─── Data provided ───
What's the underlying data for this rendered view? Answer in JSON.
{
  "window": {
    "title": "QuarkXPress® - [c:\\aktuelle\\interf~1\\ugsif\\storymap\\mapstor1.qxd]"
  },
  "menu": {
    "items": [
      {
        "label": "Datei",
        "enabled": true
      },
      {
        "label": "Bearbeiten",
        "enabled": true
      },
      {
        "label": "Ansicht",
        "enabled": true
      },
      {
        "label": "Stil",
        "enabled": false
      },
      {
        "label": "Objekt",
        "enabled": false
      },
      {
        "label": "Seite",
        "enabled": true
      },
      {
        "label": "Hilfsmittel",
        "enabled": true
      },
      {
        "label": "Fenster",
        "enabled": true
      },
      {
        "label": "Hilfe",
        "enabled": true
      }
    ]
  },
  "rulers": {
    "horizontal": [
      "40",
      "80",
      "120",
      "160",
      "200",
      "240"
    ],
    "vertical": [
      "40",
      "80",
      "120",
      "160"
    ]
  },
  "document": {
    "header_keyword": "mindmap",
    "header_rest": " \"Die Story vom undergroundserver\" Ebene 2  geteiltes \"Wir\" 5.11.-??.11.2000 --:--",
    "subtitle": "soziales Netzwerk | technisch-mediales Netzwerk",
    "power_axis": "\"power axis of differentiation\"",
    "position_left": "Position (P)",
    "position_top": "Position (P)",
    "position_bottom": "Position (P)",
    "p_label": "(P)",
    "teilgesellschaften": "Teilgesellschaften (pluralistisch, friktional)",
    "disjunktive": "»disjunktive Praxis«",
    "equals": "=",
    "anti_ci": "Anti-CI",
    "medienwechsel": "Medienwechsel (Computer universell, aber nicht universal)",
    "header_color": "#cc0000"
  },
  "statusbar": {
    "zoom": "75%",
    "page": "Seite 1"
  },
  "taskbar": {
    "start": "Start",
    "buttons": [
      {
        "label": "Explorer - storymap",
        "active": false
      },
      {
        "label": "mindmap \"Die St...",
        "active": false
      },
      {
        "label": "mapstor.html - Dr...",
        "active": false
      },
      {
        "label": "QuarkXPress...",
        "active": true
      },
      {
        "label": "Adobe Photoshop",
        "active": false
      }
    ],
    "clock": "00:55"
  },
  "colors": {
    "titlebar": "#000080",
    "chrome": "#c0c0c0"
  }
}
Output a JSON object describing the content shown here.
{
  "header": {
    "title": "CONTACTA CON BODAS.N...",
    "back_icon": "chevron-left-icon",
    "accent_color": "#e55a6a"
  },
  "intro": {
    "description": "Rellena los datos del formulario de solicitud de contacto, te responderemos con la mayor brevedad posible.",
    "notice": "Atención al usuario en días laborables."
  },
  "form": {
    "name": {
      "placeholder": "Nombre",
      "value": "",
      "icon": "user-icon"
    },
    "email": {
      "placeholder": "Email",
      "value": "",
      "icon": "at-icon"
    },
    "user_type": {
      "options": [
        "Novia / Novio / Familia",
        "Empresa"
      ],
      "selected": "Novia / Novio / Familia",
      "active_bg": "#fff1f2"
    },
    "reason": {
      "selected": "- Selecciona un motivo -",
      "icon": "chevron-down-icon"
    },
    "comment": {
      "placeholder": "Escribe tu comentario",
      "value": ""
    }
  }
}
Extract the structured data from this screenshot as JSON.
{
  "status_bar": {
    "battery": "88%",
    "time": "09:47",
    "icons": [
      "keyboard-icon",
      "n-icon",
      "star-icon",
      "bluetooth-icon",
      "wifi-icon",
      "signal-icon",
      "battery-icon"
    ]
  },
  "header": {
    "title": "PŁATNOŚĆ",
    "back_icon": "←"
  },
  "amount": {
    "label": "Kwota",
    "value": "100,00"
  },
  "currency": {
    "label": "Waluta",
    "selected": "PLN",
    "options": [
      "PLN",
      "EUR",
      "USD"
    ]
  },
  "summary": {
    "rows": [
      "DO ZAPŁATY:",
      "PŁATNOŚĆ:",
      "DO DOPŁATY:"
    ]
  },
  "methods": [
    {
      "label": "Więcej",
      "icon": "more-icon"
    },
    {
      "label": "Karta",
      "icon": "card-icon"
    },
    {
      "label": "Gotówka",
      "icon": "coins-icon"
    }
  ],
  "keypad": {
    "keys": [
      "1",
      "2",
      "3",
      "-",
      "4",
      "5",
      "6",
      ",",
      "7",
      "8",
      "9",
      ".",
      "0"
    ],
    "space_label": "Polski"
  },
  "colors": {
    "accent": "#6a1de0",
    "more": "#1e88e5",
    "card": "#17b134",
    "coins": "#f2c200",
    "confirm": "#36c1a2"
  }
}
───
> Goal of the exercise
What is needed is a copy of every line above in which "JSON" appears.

> Completed task
What's the underlying data for this rendered view? Answer in JSON.
Output a JSON object describing the content shown here.
Extract the structured data from this screenshot as JSON.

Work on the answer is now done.